What to work on:
Each record below should be written out again exactly.

===============

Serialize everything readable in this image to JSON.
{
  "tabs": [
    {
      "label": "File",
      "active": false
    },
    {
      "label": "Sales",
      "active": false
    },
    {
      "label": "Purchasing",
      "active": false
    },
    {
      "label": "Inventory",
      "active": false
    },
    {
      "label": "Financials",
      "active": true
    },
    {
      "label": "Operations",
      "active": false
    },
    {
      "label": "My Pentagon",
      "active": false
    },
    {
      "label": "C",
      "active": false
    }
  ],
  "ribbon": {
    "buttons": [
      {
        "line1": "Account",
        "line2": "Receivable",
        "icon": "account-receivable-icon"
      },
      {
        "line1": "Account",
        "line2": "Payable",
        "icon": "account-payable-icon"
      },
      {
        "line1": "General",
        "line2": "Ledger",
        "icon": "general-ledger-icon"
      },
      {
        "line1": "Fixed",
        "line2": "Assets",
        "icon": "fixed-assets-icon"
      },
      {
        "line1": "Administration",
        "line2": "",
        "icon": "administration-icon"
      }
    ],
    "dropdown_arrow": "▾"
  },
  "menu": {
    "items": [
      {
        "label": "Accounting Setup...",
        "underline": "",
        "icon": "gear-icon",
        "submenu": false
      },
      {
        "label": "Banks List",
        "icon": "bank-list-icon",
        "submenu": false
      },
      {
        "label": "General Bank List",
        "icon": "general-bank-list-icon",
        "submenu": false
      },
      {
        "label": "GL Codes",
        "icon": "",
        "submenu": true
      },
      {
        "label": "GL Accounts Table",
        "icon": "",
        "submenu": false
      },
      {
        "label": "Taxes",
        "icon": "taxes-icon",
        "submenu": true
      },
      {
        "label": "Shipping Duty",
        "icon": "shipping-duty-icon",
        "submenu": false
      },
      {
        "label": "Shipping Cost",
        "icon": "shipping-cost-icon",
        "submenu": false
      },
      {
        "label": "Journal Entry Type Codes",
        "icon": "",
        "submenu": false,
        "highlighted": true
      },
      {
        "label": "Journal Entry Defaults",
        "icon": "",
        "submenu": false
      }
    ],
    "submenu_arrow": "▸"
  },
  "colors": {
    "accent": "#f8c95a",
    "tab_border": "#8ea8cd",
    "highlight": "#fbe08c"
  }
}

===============

Answer section:
Serialize everything readable in this image to JSON.
{
  "tabs": [
    {
      "label": "File",
      "active": false
    },
    {
      "label": "Sales",
      "active": false
    },
    {
      "label": "Purchasing",
      "active": false
    },
    {
      "label": "Inventory",
      "active": false
    },
    {
      "label": "Financials",
      "active": true
    },
    {
      "label": "Operations",
      "active": false
    },
    {
      "label": "My Pentagon",
      "active": false
    },
    {
      "label": "C",
      "active": false
    }
  ],
  "ribbon": {
    "buttons": [
      {
        "line1": "Account",
        "line2": "Receivable",
        "icon": "account-receivable-icon"
      },
      {
        "line1": "Account",
        "line2": "Payable",
        "icon": "account-payable-icon"
      },
      {
        "line1": "General",
        "line2": "Ledger",
        "icon": "general-ledger-icon"
      },
      {
        "line1": "Fixed",
        "line2": "Assets",
        "icon": "fixed-assets-icon"
      },
      {
        "line1": "Administration",
        "line2": "",
        "icon": "administration-icon"
      }
    ],
    "dropdown_arrow": "▾"
  },
  "menu": {
    "items": [
      {
        "label": "Accounting Setup...",
        "underline": "",
        "icon": "gear-icon",
        "submenu": false
      },
      {
        "label": "Banks List",
        "icon": "bank-list-icon",
        "submenu": false
      },
      {
        "label": "General Bank List",
        "icon": "general-bank-list-icon",
        "submenu": false
      },
      {
        "label": "GL Codes",
        "icon": "",
        "submenu": true
      },
      {
        "label": "GL Accounts Table",
        "icon": "",
        "submenu": false
      },
      {
        "label": "Taxes",
        "icon": "taxes-icon",
        "submenu": true
      },
      {
        "label": "Shipping Duty",
        "icon": "shipping-duty-icon",
        "submenu": false
      },
      {
        "label": "Shipping Cost",
        "icon": "shipping-cost-icon",
        "submenu": false
      },
      {
        "label": "Journal Entry Type Codes",
        "icon": "",
        "submenu": false,
        "highlighted": true
      },
      {
        "label": "Journal Entry Defaults",
        "icon": "",
        "submenu": false
      }
    ],
    "submenu_arrow": "▸"
  },
  "colors": {
    "accent": "#f8c95a",
    "tab_border": "#8ea8cd",
    "highlight": "#fbe08c"
  }
}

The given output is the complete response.